%%

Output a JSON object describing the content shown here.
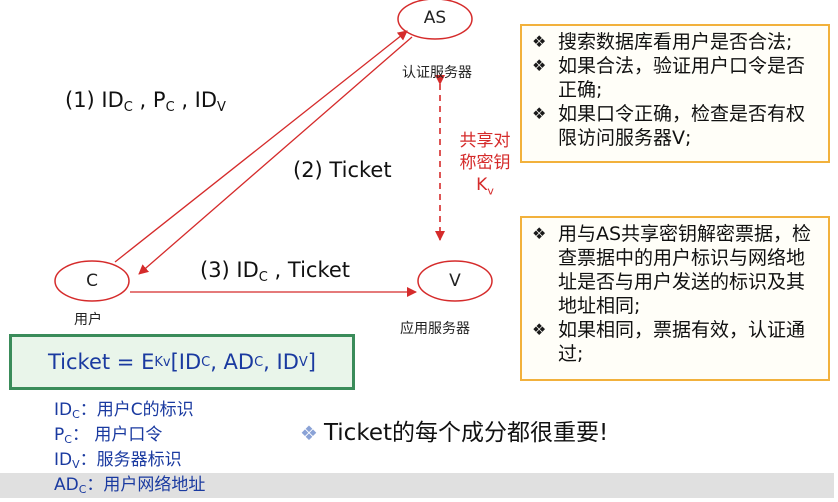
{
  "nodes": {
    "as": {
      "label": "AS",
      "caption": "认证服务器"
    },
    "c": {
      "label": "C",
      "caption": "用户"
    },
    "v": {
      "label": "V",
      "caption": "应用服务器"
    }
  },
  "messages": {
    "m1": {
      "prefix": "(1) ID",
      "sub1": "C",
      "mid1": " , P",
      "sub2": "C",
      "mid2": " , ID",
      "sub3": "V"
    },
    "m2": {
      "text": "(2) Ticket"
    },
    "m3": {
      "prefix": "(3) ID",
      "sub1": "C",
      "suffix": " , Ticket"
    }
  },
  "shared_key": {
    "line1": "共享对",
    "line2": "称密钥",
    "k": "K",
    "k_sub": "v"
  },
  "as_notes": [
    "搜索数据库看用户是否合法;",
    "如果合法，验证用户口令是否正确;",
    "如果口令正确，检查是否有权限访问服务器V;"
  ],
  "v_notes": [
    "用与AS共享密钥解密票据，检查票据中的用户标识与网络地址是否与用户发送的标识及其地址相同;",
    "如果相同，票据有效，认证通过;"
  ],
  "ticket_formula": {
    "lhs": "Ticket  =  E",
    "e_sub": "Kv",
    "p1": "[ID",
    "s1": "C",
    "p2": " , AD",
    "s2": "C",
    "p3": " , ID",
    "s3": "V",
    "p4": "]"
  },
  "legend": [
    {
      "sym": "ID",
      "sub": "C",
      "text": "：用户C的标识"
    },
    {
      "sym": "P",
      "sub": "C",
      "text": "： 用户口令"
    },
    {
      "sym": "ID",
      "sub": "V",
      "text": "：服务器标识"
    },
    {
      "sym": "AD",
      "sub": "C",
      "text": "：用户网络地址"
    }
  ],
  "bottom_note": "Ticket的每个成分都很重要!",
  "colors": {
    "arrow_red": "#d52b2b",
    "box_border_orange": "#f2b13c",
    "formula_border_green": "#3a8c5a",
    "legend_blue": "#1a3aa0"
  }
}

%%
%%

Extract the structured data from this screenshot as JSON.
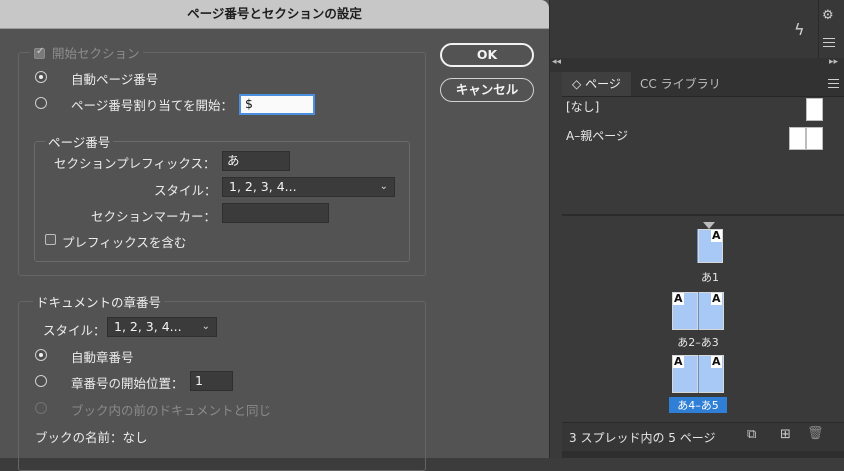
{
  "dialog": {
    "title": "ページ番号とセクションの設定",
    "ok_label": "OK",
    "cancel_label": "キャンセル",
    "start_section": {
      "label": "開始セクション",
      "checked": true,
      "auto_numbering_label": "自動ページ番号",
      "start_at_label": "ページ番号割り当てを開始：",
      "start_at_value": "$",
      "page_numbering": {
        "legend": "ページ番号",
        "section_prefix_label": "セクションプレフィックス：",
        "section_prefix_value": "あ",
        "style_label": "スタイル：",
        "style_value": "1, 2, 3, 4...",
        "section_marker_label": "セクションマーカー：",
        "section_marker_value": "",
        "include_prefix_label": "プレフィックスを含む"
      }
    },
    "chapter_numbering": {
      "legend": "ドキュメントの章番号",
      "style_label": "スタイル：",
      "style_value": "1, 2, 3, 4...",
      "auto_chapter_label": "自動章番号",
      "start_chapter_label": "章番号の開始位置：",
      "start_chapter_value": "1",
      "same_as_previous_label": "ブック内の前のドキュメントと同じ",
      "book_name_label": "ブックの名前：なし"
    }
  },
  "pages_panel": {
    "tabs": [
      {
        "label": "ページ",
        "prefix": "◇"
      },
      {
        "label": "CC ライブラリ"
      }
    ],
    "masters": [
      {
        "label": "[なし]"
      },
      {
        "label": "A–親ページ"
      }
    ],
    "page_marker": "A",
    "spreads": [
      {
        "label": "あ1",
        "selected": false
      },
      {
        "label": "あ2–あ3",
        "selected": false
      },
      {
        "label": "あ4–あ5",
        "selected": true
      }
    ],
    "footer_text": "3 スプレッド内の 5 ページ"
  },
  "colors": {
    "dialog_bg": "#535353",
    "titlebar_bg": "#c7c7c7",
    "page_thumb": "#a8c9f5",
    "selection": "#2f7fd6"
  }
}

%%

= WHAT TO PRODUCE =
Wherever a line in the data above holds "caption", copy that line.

= EXERCISE RESPONSE =
      "caption": "认证服务器"
      "caption": "用户"
      "caption": "应用服务器"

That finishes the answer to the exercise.